Records shown -
--------------------

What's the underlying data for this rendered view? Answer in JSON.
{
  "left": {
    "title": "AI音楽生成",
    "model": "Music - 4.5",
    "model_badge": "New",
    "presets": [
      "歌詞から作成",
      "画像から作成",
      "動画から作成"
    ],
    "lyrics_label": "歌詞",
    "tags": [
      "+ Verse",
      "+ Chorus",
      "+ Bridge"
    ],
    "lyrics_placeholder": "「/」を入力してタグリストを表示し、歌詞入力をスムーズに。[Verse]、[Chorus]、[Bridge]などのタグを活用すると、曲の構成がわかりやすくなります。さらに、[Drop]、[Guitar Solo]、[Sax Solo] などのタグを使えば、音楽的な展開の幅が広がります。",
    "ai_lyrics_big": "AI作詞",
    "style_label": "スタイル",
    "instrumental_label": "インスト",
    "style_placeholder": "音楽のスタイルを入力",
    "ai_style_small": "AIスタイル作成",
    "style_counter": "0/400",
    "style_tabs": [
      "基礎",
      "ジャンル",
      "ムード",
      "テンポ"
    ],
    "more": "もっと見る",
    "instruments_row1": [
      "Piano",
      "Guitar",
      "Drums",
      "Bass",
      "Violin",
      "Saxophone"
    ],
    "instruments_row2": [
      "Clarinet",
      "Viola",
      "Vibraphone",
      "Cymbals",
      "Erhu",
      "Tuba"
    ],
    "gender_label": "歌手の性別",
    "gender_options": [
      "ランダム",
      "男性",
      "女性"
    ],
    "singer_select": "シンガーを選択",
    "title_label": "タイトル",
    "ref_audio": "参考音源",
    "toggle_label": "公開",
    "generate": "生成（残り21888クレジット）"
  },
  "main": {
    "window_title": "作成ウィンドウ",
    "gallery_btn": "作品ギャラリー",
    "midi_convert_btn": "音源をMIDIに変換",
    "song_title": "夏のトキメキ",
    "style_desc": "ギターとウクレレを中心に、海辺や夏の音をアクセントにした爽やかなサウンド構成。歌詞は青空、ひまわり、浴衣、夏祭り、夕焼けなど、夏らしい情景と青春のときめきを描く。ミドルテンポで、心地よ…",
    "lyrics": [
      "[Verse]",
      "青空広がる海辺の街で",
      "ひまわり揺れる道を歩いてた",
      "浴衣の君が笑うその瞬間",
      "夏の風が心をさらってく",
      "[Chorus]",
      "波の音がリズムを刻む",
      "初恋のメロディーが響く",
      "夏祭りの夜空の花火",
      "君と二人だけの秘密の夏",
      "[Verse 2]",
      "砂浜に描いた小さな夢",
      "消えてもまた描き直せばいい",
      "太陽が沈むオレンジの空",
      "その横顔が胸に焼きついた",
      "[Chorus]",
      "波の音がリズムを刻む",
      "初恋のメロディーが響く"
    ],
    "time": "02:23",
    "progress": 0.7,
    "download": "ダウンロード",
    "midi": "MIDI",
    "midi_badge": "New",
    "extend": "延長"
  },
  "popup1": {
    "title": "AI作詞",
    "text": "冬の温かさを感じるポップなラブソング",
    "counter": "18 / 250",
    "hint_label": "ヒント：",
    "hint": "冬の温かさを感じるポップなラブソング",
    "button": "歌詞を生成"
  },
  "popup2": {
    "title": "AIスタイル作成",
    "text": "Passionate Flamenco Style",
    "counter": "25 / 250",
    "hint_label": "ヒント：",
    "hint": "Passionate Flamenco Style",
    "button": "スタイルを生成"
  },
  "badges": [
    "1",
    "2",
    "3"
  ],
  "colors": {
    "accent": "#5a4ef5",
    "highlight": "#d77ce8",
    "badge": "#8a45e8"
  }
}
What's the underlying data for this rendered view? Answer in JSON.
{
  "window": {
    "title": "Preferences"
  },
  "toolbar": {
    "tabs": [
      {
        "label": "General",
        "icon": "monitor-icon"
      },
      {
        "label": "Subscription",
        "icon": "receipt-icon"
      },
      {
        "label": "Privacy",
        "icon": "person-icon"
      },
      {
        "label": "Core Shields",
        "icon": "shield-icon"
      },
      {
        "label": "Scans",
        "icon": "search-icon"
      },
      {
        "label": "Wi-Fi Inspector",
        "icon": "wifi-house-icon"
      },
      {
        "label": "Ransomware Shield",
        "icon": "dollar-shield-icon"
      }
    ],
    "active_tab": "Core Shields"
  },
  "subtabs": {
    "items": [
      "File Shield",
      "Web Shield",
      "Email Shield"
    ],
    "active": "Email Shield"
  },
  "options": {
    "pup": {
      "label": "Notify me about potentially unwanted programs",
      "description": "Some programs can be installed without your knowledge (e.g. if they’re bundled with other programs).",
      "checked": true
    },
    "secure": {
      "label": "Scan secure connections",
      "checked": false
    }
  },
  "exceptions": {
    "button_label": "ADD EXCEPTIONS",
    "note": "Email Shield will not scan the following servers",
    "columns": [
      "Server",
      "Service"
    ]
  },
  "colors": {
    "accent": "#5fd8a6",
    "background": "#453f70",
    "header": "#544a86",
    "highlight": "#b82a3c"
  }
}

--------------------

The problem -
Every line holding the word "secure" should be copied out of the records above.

Solution for this exercise -
    "secure": {
      "label": "Scan secure connections",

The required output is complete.